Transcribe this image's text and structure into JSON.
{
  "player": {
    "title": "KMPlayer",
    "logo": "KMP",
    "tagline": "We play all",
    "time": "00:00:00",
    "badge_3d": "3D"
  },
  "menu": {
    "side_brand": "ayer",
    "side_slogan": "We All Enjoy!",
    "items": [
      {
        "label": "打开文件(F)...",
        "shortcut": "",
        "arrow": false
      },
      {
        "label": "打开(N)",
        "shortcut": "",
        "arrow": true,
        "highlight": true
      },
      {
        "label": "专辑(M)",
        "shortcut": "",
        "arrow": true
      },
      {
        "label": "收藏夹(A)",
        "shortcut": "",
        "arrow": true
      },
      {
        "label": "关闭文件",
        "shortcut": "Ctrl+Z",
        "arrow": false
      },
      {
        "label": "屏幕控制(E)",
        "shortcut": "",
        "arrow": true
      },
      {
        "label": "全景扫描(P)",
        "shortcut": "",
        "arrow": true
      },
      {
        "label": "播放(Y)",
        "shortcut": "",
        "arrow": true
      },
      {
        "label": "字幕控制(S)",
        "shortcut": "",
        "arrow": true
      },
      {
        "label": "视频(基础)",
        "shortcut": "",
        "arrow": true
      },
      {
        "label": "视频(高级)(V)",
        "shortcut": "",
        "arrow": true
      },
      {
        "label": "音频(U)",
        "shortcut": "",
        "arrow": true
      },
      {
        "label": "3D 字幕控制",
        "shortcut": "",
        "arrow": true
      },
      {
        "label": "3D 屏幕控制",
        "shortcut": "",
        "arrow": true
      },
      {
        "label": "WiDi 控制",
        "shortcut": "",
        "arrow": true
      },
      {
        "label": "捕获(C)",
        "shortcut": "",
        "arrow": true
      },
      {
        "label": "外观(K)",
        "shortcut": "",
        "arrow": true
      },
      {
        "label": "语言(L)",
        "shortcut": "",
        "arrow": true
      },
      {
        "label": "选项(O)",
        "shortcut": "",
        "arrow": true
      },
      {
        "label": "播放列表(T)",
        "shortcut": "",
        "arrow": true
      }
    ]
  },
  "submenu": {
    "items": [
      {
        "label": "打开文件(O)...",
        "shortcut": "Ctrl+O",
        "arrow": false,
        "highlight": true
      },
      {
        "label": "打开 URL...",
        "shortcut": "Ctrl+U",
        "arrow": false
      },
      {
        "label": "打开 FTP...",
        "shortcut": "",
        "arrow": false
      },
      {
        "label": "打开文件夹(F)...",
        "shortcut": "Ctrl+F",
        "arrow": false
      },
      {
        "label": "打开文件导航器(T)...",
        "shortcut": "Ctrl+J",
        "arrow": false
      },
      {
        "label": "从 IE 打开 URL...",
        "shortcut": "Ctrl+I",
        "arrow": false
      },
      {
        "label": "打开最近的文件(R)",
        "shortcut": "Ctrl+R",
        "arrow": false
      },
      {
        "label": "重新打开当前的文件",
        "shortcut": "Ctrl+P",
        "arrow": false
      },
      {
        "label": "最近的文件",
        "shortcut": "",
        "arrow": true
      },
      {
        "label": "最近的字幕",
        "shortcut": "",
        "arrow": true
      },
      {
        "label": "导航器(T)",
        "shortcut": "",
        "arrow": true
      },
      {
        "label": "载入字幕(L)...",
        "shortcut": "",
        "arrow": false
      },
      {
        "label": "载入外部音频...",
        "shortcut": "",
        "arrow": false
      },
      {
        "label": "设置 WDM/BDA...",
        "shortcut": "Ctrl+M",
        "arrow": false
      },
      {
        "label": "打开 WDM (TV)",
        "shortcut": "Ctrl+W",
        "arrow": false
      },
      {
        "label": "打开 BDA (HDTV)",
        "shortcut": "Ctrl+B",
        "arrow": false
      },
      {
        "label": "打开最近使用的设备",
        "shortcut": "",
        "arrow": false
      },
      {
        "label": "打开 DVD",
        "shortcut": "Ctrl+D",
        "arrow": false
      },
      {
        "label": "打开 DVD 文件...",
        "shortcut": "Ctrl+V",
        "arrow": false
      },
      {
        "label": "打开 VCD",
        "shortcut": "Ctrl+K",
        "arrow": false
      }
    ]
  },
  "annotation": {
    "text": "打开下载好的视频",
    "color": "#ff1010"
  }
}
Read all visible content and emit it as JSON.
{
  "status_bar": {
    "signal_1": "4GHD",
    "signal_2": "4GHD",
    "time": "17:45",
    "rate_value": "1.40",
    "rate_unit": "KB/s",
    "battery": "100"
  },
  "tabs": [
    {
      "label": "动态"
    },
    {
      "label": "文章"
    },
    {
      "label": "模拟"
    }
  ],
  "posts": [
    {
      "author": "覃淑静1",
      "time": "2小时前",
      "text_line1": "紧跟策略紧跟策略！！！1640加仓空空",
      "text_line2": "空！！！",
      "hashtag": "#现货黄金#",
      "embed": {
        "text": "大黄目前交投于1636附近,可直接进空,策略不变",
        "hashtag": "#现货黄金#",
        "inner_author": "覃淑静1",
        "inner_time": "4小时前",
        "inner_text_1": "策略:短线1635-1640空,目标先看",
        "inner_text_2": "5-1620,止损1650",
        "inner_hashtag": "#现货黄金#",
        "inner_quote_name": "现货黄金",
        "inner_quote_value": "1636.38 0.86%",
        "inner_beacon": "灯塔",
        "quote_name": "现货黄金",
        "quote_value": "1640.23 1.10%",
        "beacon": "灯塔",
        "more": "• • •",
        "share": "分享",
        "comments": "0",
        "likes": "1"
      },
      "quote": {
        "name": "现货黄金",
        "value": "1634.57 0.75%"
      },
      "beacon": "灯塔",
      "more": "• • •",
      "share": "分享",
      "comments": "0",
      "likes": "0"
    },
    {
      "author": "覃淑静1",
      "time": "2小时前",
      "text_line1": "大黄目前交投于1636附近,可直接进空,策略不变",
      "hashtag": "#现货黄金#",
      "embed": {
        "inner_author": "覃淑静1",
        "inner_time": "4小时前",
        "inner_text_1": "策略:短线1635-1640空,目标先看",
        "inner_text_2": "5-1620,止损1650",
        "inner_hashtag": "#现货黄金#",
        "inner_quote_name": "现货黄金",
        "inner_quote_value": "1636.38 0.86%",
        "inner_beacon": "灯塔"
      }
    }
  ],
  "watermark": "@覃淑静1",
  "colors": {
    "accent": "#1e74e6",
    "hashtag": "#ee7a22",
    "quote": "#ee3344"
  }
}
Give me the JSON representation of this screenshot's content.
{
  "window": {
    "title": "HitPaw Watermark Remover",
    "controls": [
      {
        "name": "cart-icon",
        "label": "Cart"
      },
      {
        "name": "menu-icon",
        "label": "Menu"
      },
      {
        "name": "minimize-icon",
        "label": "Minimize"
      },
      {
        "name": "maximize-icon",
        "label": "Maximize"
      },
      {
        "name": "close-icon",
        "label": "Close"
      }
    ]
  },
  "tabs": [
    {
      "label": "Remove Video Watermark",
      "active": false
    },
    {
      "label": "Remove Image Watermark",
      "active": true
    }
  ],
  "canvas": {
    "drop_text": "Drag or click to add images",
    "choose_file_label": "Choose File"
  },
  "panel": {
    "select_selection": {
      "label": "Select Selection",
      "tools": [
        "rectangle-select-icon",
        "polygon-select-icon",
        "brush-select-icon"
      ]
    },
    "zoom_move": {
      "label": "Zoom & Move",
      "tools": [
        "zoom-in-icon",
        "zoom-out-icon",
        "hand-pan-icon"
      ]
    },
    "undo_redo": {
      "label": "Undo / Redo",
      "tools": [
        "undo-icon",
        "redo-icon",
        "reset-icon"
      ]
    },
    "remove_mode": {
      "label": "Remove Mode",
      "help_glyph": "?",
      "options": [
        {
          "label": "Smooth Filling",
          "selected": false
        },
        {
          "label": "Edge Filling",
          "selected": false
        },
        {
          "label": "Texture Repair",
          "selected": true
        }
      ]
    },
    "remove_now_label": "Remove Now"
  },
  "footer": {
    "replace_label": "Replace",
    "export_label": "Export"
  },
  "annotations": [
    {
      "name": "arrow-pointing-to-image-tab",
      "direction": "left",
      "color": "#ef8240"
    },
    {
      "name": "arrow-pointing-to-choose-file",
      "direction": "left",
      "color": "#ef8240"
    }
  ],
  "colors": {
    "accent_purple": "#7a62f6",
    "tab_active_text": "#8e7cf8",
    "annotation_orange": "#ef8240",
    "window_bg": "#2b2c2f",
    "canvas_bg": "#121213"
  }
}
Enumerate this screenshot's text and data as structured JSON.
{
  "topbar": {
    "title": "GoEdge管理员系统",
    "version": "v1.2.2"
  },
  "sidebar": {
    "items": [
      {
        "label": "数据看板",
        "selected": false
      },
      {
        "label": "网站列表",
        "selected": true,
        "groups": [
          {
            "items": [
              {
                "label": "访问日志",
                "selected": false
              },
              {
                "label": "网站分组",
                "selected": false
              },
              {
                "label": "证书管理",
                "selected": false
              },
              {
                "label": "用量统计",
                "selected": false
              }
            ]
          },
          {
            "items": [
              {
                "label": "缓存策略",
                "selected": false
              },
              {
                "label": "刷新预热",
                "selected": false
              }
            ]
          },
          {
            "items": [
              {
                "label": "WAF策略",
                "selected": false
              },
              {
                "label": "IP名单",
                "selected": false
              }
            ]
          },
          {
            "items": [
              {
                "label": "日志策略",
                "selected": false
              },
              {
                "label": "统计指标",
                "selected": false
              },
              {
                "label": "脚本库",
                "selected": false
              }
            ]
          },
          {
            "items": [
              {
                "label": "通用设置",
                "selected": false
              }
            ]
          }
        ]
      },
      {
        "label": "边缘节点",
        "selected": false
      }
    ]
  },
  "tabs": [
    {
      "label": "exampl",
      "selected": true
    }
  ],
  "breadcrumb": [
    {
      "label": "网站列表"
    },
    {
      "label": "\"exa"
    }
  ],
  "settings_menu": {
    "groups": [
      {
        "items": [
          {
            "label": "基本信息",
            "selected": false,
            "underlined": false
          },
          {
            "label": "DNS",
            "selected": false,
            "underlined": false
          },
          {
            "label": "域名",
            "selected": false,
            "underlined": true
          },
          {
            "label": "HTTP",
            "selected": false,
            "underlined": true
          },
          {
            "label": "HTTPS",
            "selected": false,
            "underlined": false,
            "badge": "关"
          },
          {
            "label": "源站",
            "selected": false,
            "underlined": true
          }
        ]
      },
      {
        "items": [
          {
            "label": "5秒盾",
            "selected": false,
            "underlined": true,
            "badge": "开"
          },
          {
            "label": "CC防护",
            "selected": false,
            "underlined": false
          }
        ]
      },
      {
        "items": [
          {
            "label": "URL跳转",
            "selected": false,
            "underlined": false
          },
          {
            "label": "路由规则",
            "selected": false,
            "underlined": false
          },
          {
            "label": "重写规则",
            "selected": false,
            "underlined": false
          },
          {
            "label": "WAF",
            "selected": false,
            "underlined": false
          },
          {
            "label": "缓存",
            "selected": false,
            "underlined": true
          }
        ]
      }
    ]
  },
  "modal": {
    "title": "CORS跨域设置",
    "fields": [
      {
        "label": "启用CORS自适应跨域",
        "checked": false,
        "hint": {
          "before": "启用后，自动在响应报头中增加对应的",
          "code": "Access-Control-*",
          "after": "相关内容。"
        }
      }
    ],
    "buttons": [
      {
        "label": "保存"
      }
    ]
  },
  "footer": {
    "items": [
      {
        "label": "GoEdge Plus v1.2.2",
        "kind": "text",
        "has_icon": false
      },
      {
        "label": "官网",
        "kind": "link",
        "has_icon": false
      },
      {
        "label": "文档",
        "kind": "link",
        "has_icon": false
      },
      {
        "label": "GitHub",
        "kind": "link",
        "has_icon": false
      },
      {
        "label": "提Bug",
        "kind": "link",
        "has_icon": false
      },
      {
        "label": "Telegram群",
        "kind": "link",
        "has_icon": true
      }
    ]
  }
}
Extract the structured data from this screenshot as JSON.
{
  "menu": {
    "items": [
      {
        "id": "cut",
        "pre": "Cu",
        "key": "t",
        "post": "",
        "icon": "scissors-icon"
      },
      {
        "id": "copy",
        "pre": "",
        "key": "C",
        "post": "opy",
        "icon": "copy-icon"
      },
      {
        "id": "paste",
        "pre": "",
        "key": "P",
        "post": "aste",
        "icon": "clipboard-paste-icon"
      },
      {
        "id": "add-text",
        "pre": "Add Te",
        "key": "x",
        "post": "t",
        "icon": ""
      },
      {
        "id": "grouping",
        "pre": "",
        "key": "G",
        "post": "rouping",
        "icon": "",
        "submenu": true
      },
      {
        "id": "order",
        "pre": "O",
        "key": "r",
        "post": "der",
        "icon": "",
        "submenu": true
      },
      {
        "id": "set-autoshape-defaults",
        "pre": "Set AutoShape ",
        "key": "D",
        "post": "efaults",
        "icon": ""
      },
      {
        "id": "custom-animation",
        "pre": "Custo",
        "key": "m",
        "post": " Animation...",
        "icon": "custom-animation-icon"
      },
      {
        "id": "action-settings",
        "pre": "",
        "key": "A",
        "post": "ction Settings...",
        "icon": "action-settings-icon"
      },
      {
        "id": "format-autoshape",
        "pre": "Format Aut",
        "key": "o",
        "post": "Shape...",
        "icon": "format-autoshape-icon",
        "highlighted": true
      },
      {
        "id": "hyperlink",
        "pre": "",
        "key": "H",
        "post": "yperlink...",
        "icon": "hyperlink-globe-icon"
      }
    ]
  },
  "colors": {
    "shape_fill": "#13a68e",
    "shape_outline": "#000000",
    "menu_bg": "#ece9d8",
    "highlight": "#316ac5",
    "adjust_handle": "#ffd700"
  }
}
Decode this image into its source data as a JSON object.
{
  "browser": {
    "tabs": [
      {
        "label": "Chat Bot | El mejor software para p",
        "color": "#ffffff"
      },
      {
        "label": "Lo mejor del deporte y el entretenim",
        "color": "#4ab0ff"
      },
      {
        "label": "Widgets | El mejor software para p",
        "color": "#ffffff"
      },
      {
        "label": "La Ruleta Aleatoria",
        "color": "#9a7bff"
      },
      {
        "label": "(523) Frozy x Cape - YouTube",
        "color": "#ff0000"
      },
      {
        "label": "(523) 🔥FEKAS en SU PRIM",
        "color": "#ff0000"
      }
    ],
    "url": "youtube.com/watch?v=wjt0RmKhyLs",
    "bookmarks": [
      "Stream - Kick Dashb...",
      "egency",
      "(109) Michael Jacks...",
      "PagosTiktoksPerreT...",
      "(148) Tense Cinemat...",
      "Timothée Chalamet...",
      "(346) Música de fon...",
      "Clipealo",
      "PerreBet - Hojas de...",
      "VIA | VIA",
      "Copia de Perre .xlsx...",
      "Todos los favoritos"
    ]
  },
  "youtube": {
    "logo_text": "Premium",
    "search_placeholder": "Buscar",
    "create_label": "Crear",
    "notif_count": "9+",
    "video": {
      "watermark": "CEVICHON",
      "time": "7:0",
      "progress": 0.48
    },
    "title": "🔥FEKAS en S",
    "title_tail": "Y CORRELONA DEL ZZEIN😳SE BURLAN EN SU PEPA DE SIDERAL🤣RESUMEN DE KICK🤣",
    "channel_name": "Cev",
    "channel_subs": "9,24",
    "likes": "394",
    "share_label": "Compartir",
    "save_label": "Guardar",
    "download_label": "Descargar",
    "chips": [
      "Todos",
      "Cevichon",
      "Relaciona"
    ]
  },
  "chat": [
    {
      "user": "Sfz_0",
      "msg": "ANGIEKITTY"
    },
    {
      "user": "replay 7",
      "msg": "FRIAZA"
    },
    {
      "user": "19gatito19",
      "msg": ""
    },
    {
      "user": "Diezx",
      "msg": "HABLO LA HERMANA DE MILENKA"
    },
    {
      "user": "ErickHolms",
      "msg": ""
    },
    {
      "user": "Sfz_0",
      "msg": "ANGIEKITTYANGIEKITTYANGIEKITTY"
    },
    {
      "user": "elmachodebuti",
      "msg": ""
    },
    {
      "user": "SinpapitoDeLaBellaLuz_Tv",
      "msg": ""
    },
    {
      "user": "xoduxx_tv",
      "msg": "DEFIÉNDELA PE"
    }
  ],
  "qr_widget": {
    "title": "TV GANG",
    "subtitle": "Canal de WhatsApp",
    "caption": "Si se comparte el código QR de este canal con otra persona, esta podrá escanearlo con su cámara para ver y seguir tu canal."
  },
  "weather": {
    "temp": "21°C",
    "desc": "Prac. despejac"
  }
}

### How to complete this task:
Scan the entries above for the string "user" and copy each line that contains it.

### Reply:
      "user": "Sfz_0",
      "user": "replay 7",
      "user": "19gatito19",
      "user": "Diezx",
      "user": "ErickHolms",
      "user": "Sfz_0",
      "user": "elmachodebuti",
      "user": "SinpapitoDeLaBellaLuz_Tv",
      "user": "xoduxx_tv",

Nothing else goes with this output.